J-Medicalinfo: Asthma and Influenza Vaccination

Thursday, November 27th, 2014 No Commented
Categorized Under: Asthma

The results from this study indicate that only about one in three people with asthma are receiving influenza vaccinations. This vaccination rate has changed little from 1999 through 2001. These results suggest that recommendations to vaccinate adults with asthma are not being met. In particular, younger people with asthma are not being vaccinated against influenza. Only approximately one in five people with asthma aged 18 to 49 years reported having received such a vaccination. Influenza Vaccination

Respiratory infections, including influenza, can cause serious morbidity in people with asthma. Some evidence suggests that people with asthma may be more likely to experience influenza-associated morbidity than people who do not have asthma. For example, during periods when influenza virus was the predominant circulating upper respiratory virus, hospitalization rates for acute respiratory infections among children with asthma were much higher than those among children without a high-risk condition.

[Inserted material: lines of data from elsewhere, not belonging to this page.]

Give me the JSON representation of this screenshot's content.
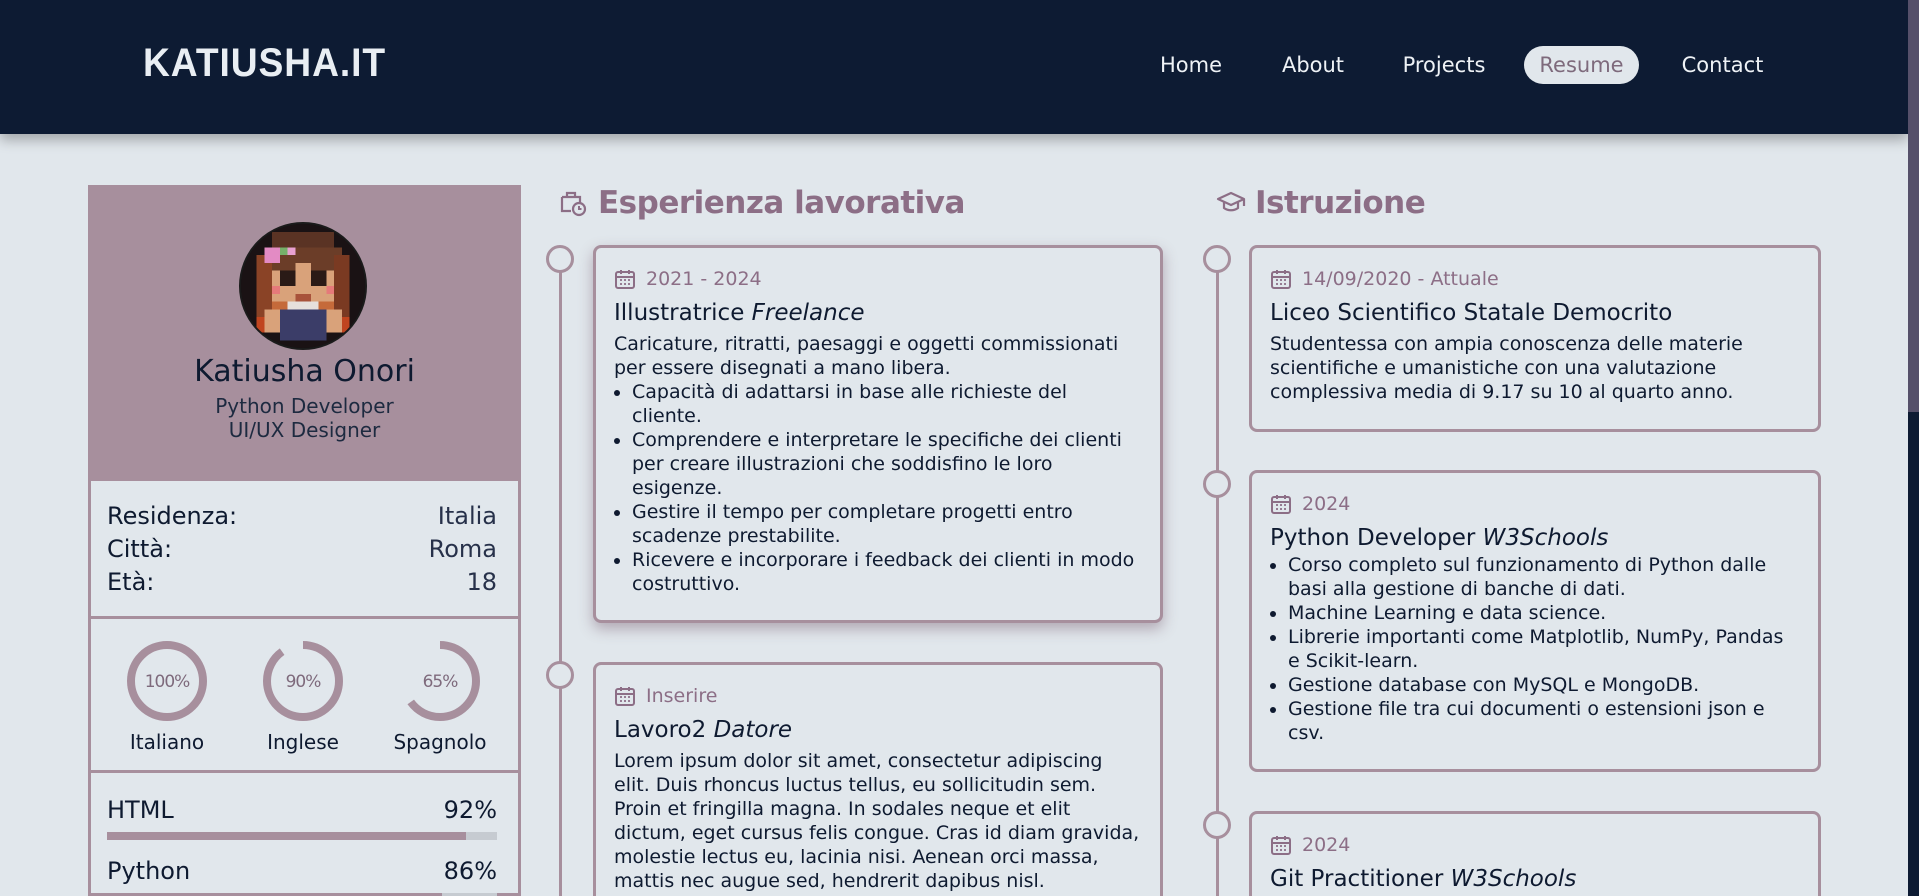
{
  "header": {
    "logo": "KATIUSHA.IT",
    "nav": [
      {
        "label": "Home",
        "active": false
      },
      {
        "label": "About",
        "active": false
      },
      {
        "label": "Projects",
        "active": false
      },
      {
        "label": "Resume",
        "active": true
      },
      {
        "label": "Contact",
        "active": false
      }
    ]
  },
  "profile": {
    "name": "Katiusha Onori",
    "roles": [
      "Python Developer",
      "UI/UX Designer"
    ],
    "info": [
      {
        "label": "Residenza:",
        "value": "Italia"
      },
      {
        "label": "Città:",
        "value": "Roma"
      },
      {
        "label": "Età:",
        "value": "18"
      }
    ],
    "languages": [
      {
        "name": "Italiano",
        "percent": 100,
        "percent_label": "100%"
      },
      {
        "name": "Inglese",
        "percent": 90,
        "percent_label": "90%"
      },
      {
        "name": "Spagnolo",
        "percent": 65,
        "percent_label": "65%"
      }
    ],
    "skills": [
      {
        "name": "HTML",
        "percent": 92,
        "percent_label": "92%"
      },
      {
        "name": "Python",
        "percent": 86,
        "percent_label": "86%"
      }
    ]
  },
  "experience": {
    "title": "Esperienza lavorativa",
    "icon": "briefcase-clock-icon",
    "items": [
      {
        "date": "2021 - 2024",
        "role": "Illustratrice",
        "org": "Freelance",
        "desc": "Caricature, ritratti, paesaggi e oggetti commissionati per essere disegnati a mano libera.",
        "bullets": [
          "Capacità di adattarsi in base alle richieste del cliente.",
          "Comprendere e interpretare le specifiche dei clienti per creare illustrazioni che soddisfino le loro esigenze.",
          "Gestire il tempo per completare progetti entro scadenze prestabilite.",
          "Ricevere e incorporare i feedback dei clienti in modo costruttivo."
        ]
      },
      {
        "date": "Inserire",
        "role": "Lavoro2",
        "org": "Datore",
        "desc": "Lorem ipsum dolor sit amet, consectetur adipiscing elit. Duis rhoncus luctus tellus, eu sollicitudin sem. Proin et fringilla magna. In sodales neque et elit dictum, eget cursus felis congue. Cras id diam gravida, molestie lectus eu, lacinia nisi. Aenean orci massa, mattis nec augue sed, hendrerit dapibus nisl.",
        "bullets": []
      }
    ]
  },
  "education": {
    "title": "Istruzione",
    "icon": "graduation-cap-icon",
    "items": [
      {
        "date": "14/09/2020 - Attuale",
        "role": "Liceo Scientifico Statale Democrito",
        "org": "",
        "desc": "Studentessa con ampia conoscenza delle materie scientifiche e umanistiche con una valutazione complessiva media di 9.17 su 10 al quarto anno.",
        "bullets": []
      },
      {
        "date": "2024",
        "role": "Python Developer",
        "org": "W3Schools",
        "desc": "",
        "bullets": [
          "Corso completo sul funzionamento di Python dalle basi alla gestione di banche di dati.",
          "Machine Learning e data science.",
          "Librerie importanti come Matplotlib, NumPy, Pandas e Scikit-learn.",
          "Gestione database con MySQL e MongoDB.",
          "Gestione file tra cui documenti o estensioni json e csv."
        ]
      },
      {
        "date": "2024",
        "role": "Git Practitioner",
        "org": "W3Schools",
        "desc": "",
        "bullets": []
      }
    ]
  },
  "colors": {
    "navy": "#0d1b33",
    "mauve": "#a78f9d",
    "accent_text": "#8c6e86",
    "background": "#e1e7ec"
  }
}
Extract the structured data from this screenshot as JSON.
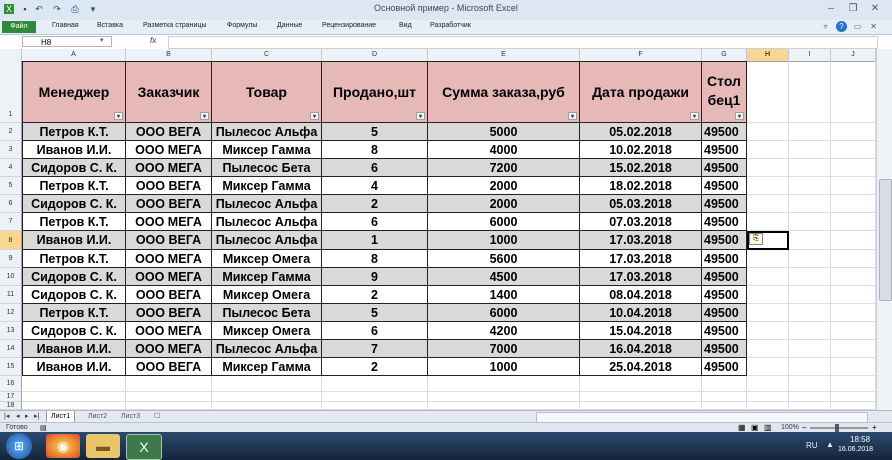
{
  "window": {
    "title": "Основной пример - Microsoft Excel",
    "file_tab": "Файл",
    "ribbon_tabs": [
      "Главная",
      "Вставка",
      "Разметка страницы",
      "Формулы",
      "Данные",
      "Рецензирование",
      "Вид",
      "Разработчик"
    ]
  },
  "formula_bar": {
    "name_box": "H8",
    "fx": "fx",
    "value": ""
  },
  "columns": [
    "A",
    "B",
    "C",
    "D",
    "E",
    "F",
    "G",
    "H",
    "I",
    "J"
  ],
  "rows": [
    "1",
    "2",
    "3",
    "4",
    "5",
    "6",
    "7",
    "8",
    "9",
    "10",
    "11",
    "12",
    "13",
    "14",
    "15",
    "16",
    "17",
    "18"
  ],
  "selected_cell": "H8",
  "headers": [
    "Менеджер",
    "Заказчик",
    "Товар",
    "Продано,шт",
    "Сумма заказа,руб",
    "Дата продажи",
    "Стол бец1"
  ],
  "table": [
    [
      "Петров К.Т.",
      "ООО ВЕГА",
      "Пылесос Альфа",
      "5",
      "5000",
      "05.02.2018",
      "49500"
    ],
    [
      "Иванов И.И.",
      "ООО МЕГА",
      "Миксер Гамма",
      "8",
      "4000",
      "10.02.2018",
      "49500"
    ],
    [
      "Сидоров С. К.",
      "ООО МЕГА",
      "Пылесос Бета",
      "6",
      "7200",
      "15.02.2018",
      "49500"
    ],
    [
      "Петров К.Т.",
      "ООО ВЕГА",
      "Миксер Гамма",
      "4",
      "2000",
      "18.02.2018",
      "49500"
    ],
    [
      "Сидоров С. К.",
      "ООО ВЕГА",
      "Пылесос Альфа",
      "2",
      "2000",
      "05.03.2018",
      "49500"
    ],
    [
      "Петров К.Т.",
      "ООО МЕГА",
      "Пылесос Альфа",
      "6",
      "6000",
      "07.03.2018",
      "49500"
    ],
    [
      "Иванов И.И.",
      "ООО ВЕГА",
      "Пылесос Альфа",
      "1",
      "1000",
      "17.03.2018",
      "49500"
    ],
    [
      "Петров К.Т.",
      "ООО МЕГА",
      "Миксер Омега",
      "8",
      "5600",
      "17.03.2018",
      "49500"
    ],
    [
      "Сидоров С. К.",
      "ООО МЕГА",
      "Миксер Гамма",
      "9",
      "4500",
      "17.03.2018",
      "49500"
    ],
    [
      "Сидоров С. К.",
      "ООО ВЕГА",
      "Миксер Омега",
      "2",
      "1400",
      "08.04.2018",
      "49500"
    ],
    [
      "Петров К.Т.",
      "ООО ВЕГА",
      "Пылесос Бета",
      "5",
      "6000",
      "10.04.2018",
      "49500"
    ],
    [
      "Сидоров С. К.",
      "ООО МЕГА",
      "Миксер Омега",
      "6",
      "4200",
      "15.04.2018",
      "49500"
    ],
    [
      "Иванов И.И.",
      "ООО МЕГА",
      "Пылесос Альфа",
      "7",
      "7000",
      "16.04.2018",
      "49500"
    ],
    [
      "Иванов И.И.",
      "ООО ВЕГА",
      "Миксер Гамма",
      "2",
      "1000",
      "25.04.2018",
      "49500"
    ]
  ],
  "sheets": [
    "Лист1",
    "Лист2",
    "Лист3"
  ],
  "active_sheet": "Лист1",
  "status": {
    "ready": "Готово",
    "zoom": "100%"
  },
  "taskbar": {
    "lang": "RU",
    "time": "18:58",
    "date": "16.06.2018"
  },
  "colors": {
    "header_fill": "#e6b9b8",
    "band_fill": "#d9d9d9",
    "selection": "#f8d890",
    "file_tab": "#2e8b3a"
  }
}
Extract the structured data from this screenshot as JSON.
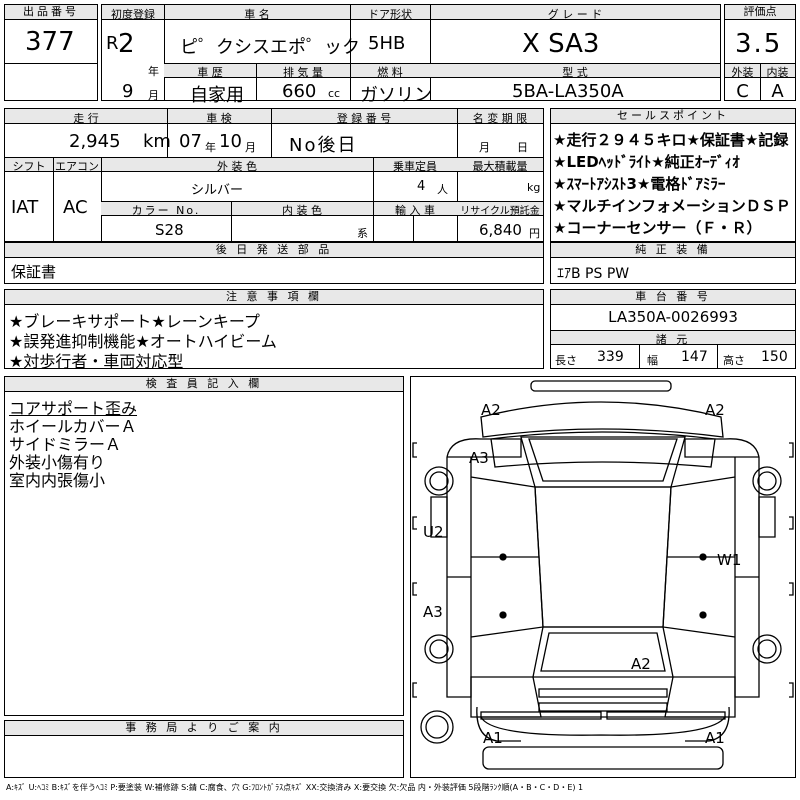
{
  "header": {
    "lot_label": "出品番号",
    "lot": "377",
    "first_reg_label": "初度登録",
    "era": "R",
    "year": "2",
    "year_unit": "年",
    "month": "9",
    "month_unit": "月",
    "car_name_label": "車 名",
    "car_name": "ピ゜クシスエポ゜ック",
    "door_label": "ドア形状",
    "door": "5HB",
    "grade_label": "グ レ ー ド",
    "grade": "X SA3",
    "score_label": "評価点",
    "score": "3.5",
    "history_label": "車 歴",
    "history": "自家用",
    "disp_label": "排 気 量",
    "disp": "660",
    "disp_unit": "cc",
    "fuel_label": "燃 料",
    "fuel": "ガソリン",
    "model_label": "型 式",
    "model": "5BA-LA350A",
    "ext_label": "外装",
    "ext": "C",
    "int_label": "内装",
    "int": "A"
  },
  "mid": {
    "mileage_label": "走 行",
    "mileage": "2,945",
    "mileage_unit": "km",
    "inspect_label": "車 検",
    "inspect_y": "07",
    "inspect_yu": "年",
    "inspect_m": "10",
    "inspect_mu": "月",
    "reg_label": "登 録 番 号",
    "reg": "No後日",
    "rename_label": "名 変 期 限",
    "rename_m": "月",
    "rename_d": "日",
    "shift_label": "シフト",
    "shift": "IAT",
    "ac_label": "エアコン",
    "ac": "AC",
    "color_label": "外 装 色",
    "color": "シルバー",
    "cap_label": "乗車定員",
    "cap": "4",
    "cap_unit": "人",
    "load_label": "最大積載量",
    "load_unit": "kg",
    "colorno_label": "カラー No.",
    "colorno": "S28",
    "intcolor_label": "内 装 色",
    "intcolor_unit": "系",
    "import_label": "輸 入 車",
    "recycle_label": "リサイクル預託金",
    "recycle": "6,840",
    "recycle_unit": "円"
  },
  "sales": {
    "label": "セールスポイント",
    "points": [
      "★走行２９４５キロ★保証書★記録",
      "★LEDﾍｯﾄﾞﾗｲﾄ★純正ｵｰﾃﾞｨｵ",
      "★ｽﾏｰﾄｱｼｽﾄ3★電格ﾄﾞｱﾐﾗｰ",
      "★マルチインフォメーションＤＳＰ",
      "★コーナーセンサー（Ｆ・Ｒ）"
    ]
  },
  "later": {
    "label": "後 日 発 送 部 品",
    "value": "保証書"
  },
  "equip": {
    "label": "純 正 装 備",
    "value": "ｴｱB PS PW"
  },
  "caution": {
    "label": "注 意 事 項 欄",
    "lines": [
      "★ブレーキサポート★レーンキープ",
      "★誤発進抑制機能★オートハイビーム",
      "★対歩行者・車両対応型"
    ]
  },
  "chassis": {
    "label": "車 台 番 号",
    "value": "LA350A-0026993"
  },
  "specs": {
    "label": "諸 元",
    "len_label": "長さ",
    "len": "339",
    "wid_label": "幅",
    "wid": "147",
    "hei_label": "高さ",
    "hei": "150"
  },
  "inspector": {
    "label": "検 査 員 記 入 欄",
    "lines": [
      "コアサポート歪み",
      "ホイールカバーＡ",
      "サイドミラーＡ",
      "外装小傷有り",
      "室内内張傷小"
    ]
  },
  "office": {
    "label": "事 務 局 よ り ご 案 内"
  },
  "diagram": {
    "marks": [
      "A2",
      "A2",
      "A3",
      "U2",
      "W1",
      "A3",
      "A2",
      "A1",
      "A1"
    ]
  },
  "footer": "A:ｷｽﾞ U:ﾍｺﾐ B:ｷｽﾞを伴うﾍｺﾐ P:要塗装 W:補修跡 S:錆 C:腐食、穴 G:ﾌﾛﾝﾄｶﾞﾗｽ点ｷｽﾞ XX:交換済み X:要交換 欠:欠品 内・外装評価 5段階ﾗﾝｸ順(A・B・C・D・E) 1"
}
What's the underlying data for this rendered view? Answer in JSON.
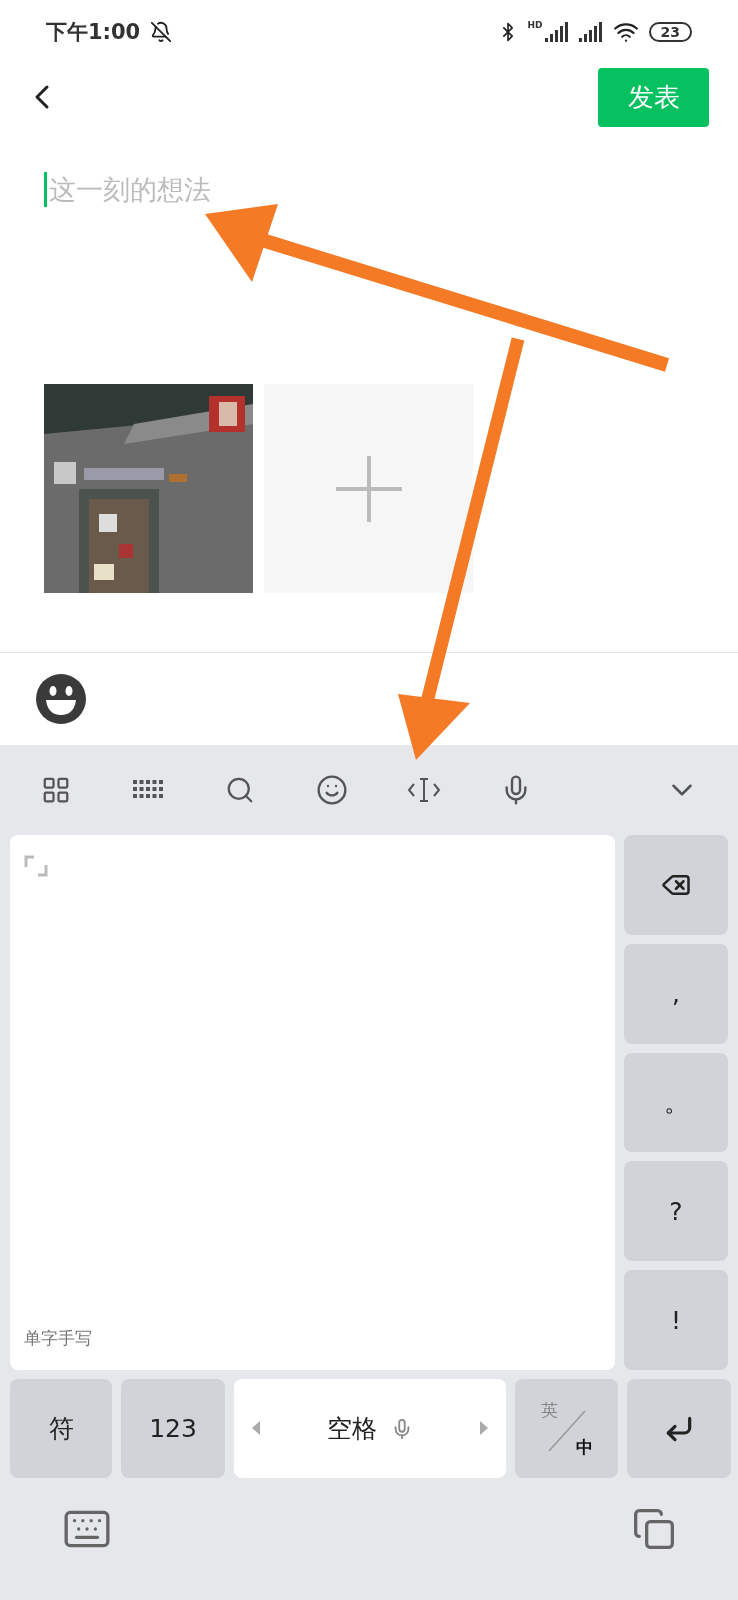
{
  "status_bar": {
    "time": "下午1:00",
    "network_label": "HD",
    "battery": "23"
  },
  "header": {
    "publish_button": "发表"
  },
  "composer": {
    "placeholder": "这一刻的想法"
  },
  "photos": [
    {
      "kind": "picture"
    },
    {
      "kind": "add"
    }
  ],
  "keyboard": {
    "pad_label": "单字手写",
    "side_keys": [
      {
        "kind": "backspace"
      },
      {
        "kind": "char",
        "label": ","
      },
      {
        "kind": "char",
        "label": "。"
      },
      {
        "kind": "char",
        "label": "?"
      },
      {
        "kind": "char",
        "label": "!"
      }
    ],
    "bottom_keys": [
      {
        "kind": "text",
        "label": "符"
      },
      {
        "kind": "text",
        "label": "123"
      },
      {
        "kind": "space",
        "label": "空格"
      },
      {
        "kind": "lang",
        "label": "英",
        "sub_label": "中"
      },
      {
        "kind": "enter"
      }
    ]
  }
}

These considerations taken together with the fact that inactivated influenza vaccine has been shown to be both clinically effective and cost-effective—albeit not necessarily based on studies of participants with asthma—suggest that people with asthma could benefit considerably from receiving an influenza vaccine. Yet, a review of nine randomized trials noted that the benefits and risks of vaccination for patients with asthma were inconclu-sive.

All but three trials had sample sizes < 100 participants. In these trials, both early and late outcomes (mortality, hospital admission, pneumonia, asthma symptom scores, lung function measurements, medical visits, number of rescue courses of corticosteroids) were examined. The authors called for additional trials of sufficient size to study the question of the benefits and adverse effects of influenza vaccination in people with asthma. Questions about the short-term safety of the vaccine among people with asthma may have been answered by a large, randomized trial of children and adults with asthma that was published after the review.

In this trial, the administration of inactivated influenza vaccine did not affect the frequency of exacerbations of asthma during the 2 weeks following the vaccination. The cost-effectiveness of annually vaccinating all eligible people with asthma is unknown. The Healthy People 2010 objectives call for 90% of noninstitutionalized adults aged > 65 years and 60% of noninstitutionalized high-risk adults aged 18 to 64 years to receive an annual influenza vaccina-tion. People with asthma are included in the high-risk designation. The NHIS data show that 20.9 to 22.7% of asthmatic participants aged 18 to 49 years, 42.3 to 47.8% of asthmatic participants aged 50 to 64 years, and 64.8 to 72.8% of asthmatic participants aged > 65 years received a vaccination from 1999 to 2001.